Intel Looks to Ease EU Concerns Over McAfee Deal
Intel is offering certain promises to European regulators in hopes of alleviating antitrust fears over the chip maker's bid to buy McAfee for $7.68 billion.
Intel is offering concessions to European regulators in hopes of gaining approval for its proposed $7.68 billion acquisition of security software maker McAfee.
The deal, which was approved last month by the U.S. Federal Trade Commission, is still being reviewed by the European Commission, which reportedly has had antitrust concerns about the deal.
According to reports last month, those concerns centered around the worry that using McAfee to build greater security into its processors, Intel-the world's top chip vendor-would unfairly hurt the ability of McAfee's rivals to compete. McAfee is the world's second-largest security software maker after Symantec. Intel's dominance of the chip market makes it an important partner for security software makers outside of McAfee.
Intel officials have given the EC-the antitrust arm of the 27-member European Union-proposals in hopes of allaying antitrust fears, the European regulatory agency said on its Website Jan. 6. In response, the EC extended its deadline for reviewing the deal two weeks, to Jan. 26.
The commission did not give details of what was in the Intel proposal. Intel spokespeople confirmed that a proposal was submitted, but also have not elaborated on details and said the company continues to work with the EC.
Intel executives still expect the deal to close in the first half of the year.
Intel officials have been pushing to expand their business beyond their traditional roots in PCs and servers.

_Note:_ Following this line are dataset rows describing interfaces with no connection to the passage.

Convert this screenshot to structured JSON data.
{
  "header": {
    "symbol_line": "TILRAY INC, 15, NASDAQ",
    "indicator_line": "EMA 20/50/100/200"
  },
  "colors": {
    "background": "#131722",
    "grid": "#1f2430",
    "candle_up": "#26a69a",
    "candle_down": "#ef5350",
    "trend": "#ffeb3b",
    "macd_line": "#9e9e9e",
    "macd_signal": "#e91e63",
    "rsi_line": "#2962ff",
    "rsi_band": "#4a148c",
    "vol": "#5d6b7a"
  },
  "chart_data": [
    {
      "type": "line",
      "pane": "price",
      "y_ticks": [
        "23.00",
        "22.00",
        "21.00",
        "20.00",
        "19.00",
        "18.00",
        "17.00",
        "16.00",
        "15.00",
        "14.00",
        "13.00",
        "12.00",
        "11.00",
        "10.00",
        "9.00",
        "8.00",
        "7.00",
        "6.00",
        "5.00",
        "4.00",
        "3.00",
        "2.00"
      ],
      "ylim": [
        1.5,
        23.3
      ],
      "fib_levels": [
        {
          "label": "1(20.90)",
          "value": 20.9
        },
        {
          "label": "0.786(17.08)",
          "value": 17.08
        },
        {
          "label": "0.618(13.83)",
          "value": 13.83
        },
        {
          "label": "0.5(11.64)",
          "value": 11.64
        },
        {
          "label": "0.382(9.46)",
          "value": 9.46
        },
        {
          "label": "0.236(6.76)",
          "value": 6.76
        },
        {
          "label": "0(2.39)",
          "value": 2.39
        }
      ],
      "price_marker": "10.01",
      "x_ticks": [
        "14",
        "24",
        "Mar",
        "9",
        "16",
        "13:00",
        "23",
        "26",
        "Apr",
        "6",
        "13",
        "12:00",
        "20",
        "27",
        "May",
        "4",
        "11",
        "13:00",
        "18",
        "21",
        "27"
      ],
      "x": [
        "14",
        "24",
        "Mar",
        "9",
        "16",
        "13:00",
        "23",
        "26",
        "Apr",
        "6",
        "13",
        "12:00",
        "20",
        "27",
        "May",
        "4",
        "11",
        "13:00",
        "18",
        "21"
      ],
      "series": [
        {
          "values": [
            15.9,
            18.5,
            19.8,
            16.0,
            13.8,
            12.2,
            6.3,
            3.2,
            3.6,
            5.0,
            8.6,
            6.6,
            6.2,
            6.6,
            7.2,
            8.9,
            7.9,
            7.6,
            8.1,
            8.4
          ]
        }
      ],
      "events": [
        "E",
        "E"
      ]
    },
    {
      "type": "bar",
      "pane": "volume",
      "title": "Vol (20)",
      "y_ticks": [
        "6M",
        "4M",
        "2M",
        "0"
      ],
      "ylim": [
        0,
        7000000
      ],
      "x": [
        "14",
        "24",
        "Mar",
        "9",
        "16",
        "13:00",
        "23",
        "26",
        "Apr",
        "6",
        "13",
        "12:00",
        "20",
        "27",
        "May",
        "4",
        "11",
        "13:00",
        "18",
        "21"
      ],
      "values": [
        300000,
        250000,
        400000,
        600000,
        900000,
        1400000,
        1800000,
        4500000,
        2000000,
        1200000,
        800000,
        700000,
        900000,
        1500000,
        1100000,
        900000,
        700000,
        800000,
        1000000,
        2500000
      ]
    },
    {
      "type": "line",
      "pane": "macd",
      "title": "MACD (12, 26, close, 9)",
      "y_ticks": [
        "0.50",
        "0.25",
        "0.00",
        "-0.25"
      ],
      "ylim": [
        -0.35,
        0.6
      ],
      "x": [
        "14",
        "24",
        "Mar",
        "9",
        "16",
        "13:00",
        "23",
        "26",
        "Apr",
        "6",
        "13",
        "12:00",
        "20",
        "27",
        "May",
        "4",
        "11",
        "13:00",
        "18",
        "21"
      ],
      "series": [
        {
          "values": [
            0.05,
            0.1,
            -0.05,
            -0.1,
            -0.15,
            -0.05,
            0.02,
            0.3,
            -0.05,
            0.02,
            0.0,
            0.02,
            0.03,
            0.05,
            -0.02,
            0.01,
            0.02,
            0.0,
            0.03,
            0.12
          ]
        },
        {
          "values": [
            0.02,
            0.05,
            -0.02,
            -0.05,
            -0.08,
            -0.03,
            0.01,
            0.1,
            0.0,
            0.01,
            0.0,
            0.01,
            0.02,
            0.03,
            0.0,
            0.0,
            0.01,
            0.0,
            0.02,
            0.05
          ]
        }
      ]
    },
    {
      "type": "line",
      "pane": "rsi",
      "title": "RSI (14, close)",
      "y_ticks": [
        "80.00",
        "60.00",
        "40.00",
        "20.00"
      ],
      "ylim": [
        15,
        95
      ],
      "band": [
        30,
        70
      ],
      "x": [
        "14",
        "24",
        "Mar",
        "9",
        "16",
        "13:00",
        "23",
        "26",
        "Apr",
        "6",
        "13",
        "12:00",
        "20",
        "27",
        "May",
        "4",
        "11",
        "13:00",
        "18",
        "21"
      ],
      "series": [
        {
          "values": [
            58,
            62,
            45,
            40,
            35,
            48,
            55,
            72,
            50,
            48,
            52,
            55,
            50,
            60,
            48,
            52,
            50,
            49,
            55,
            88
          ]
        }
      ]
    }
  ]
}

The company is looking to extend its reach into such fast-growing markets as tablet PCs and smartphones, as well as areas such as embedded devices.
The chip maker has made various acquisitions to further its aims, including buying Infineon's wireless business for $1.4 billion. The McAfee deal will enable the company to bring greater security capabilities into their processors, officials have said. Integrating security features onto the chip will make it more difficult for hackers to attack a device, and such security capabilities will run more quickly if put directly onto the chip, they have said.
Intel's goal is to run McAfee as a separate business, headed by current McAfee CEO Dave DeWalt. McAfee also will continue selling its software to other businesses.
Intel has had a rocky relationship with the European Union in the past. In 2009, European regulators fined Intel $1.45 billion for what they said was anticompetitive behavior designed to unfairly stifle competition from rivals such as Advanced Micro Devices. The EC found that Intel gave pricing breaks and rebates to computer OEMs to limit their use of AMD products.
U.S. regulators and AMD leveled similar allegations at Intel, though the most of those cases have since been settled. Intel executives have denied allegations of antitrust behavior, saying that their business practices-while aggressive-did not violate any laws.